The People’s Court shall make a comprehensive judgment on the probative force of the appraisal opinions in combination with the cross-examination opinions of the parties and the following factors:
- Whether the appraiser has qualifications in accordance with the law;
- Whether the appraiser has the necessary knowledge, experience and skills to solve the relevant specialized problems;
- Whether the appraisal methods and operating procedures are standardized and whether the technical means are reliable;
- Whether the materials submitted for appraisal have been cross-examined by the parties and meet the qualification requirements;
- Whether the argument in the appraisal report is sufficient and rigorous;
- Whether the appraiser has statutory reasons for abstention;
- Whether the appraiser has committed favoritism or other acts that may affect a fair appraisal in the process of appraisal.

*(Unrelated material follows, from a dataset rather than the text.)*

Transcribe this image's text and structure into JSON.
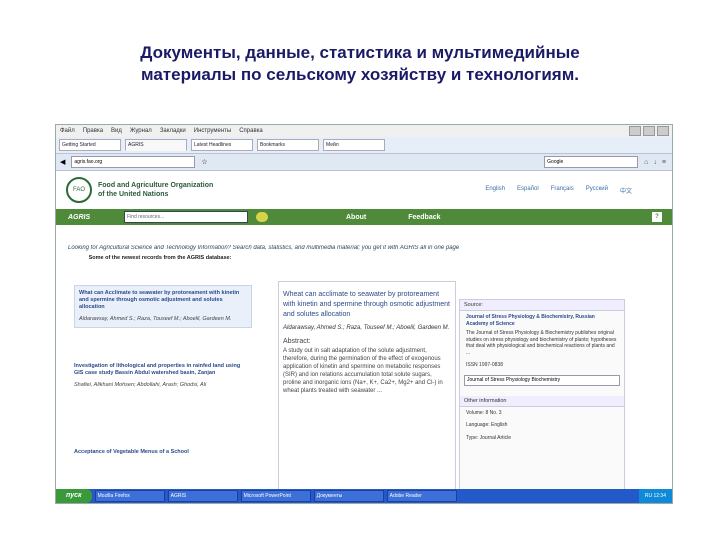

If the amount of compensation is determined by a reasonable multiple of licensing fee of the intellectual property, the People’s Court shall comprehensively consider the following factors to exam and verify the licensing fee evidence:
- Whether the licensee and the licensor have an interest relationship;
- Whether the license fee has been paid and the actual payment method, and whether the licensing contract is actually performed and filed;
- The licensing rights, scope, methods, period and regions.
If there is no provision on evidence for intellectual property civil actions in these provisions, the relevant provisions of the Civil Procedure Law and its judicial interpretation, and the Evidence Rules in Civil Proceedings shall apply.
If the judicial interpretation previously issued by the SPC is inconsistent with these provisions, these provisions shall prevail.
This Provisions shall come into force as of …
 This note is co-authored by Jing Xu (Part I), Ben Ni (Part II), Xinyue Song (Part III) and Xiaoxia Zhang (Parts IV and V).